═════ AVAILABLE RECORDS ═════

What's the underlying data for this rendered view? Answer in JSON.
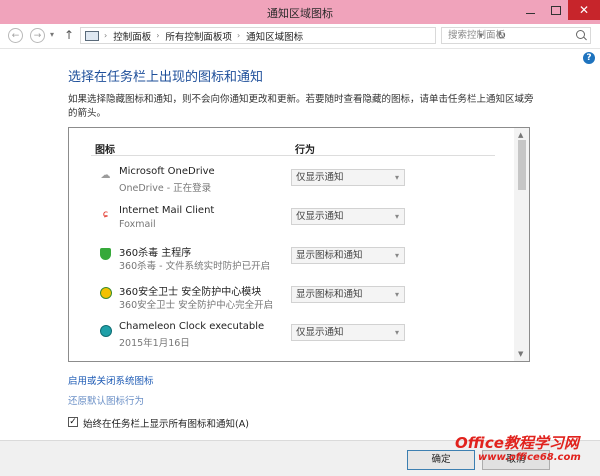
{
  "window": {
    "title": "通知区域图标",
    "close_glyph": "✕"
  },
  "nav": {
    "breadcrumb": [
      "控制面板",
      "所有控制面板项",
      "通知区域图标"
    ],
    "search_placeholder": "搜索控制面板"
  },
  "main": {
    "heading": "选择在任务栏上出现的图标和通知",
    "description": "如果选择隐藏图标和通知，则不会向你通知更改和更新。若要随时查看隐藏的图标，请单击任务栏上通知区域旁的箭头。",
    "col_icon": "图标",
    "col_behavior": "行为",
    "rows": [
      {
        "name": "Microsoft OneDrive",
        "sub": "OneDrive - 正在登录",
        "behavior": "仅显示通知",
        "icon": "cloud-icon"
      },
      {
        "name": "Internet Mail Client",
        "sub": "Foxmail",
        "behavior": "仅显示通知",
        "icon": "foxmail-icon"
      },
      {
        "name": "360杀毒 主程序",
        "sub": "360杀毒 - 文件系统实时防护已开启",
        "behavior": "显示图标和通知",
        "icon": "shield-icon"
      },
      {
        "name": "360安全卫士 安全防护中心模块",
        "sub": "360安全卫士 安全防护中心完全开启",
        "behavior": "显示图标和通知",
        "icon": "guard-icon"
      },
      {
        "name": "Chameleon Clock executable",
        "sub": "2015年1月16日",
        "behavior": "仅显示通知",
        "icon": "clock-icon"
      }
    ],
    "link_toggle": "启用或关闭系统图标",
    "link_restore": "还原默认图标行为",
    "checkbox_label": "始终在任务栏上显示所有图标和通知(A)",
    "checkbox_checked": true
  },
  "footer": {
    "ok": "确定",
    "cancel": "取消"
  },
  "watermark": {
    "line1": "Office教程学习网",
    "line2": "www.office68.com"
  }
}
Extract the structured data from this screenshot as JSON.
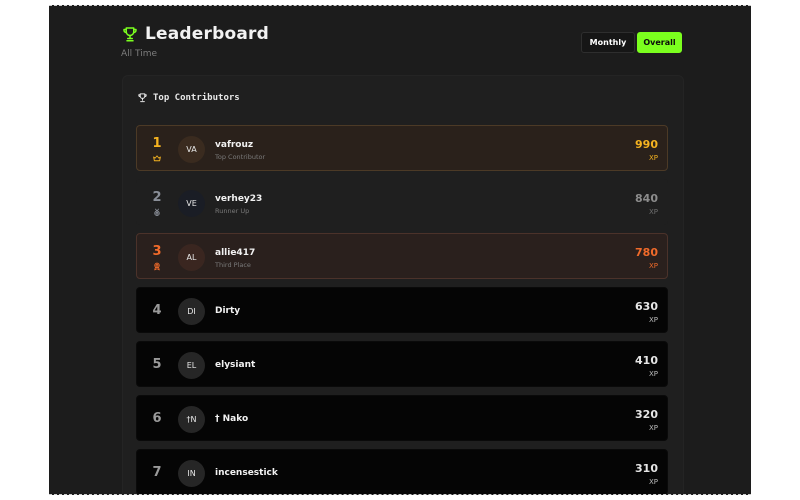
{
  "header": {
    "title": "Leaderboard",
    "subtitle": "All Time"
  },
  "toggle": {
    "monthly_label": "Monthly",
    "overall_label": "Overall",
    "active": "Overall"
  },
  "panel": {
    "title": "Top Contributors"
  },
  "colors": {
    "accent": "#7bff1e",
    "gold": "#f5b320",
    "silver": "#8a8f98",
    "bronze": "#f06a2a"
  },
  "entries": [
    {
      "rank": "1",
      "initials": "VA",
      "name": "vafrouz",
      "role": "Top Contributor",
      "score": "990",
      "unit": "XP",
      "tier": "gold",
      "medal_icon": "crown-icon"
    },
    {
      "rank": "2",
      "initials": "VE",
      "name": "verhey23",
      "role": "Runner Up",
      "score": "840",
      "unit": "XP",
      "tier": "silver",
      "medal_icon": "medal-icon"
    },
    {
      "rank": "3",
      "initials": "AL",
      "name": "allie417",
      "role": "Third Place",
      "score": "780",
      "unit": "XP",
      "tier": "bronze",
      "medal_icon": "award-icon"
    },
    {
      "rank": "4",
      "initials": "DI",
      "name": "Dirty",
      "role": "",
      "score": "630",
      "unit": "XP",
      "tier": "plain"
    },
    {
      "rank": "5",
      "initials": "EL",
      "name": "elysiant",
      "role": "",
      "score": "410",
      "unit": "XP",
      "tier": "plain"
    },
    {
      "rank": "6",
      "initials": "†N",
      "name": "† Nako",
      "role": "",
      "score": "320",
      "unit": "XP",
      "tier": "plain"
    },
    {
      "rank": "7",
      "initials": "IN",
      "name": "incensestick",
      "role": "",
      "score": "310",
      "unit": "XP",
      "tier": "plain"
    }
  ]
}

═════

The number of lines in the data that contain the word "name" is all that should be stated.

RESPONSE: 12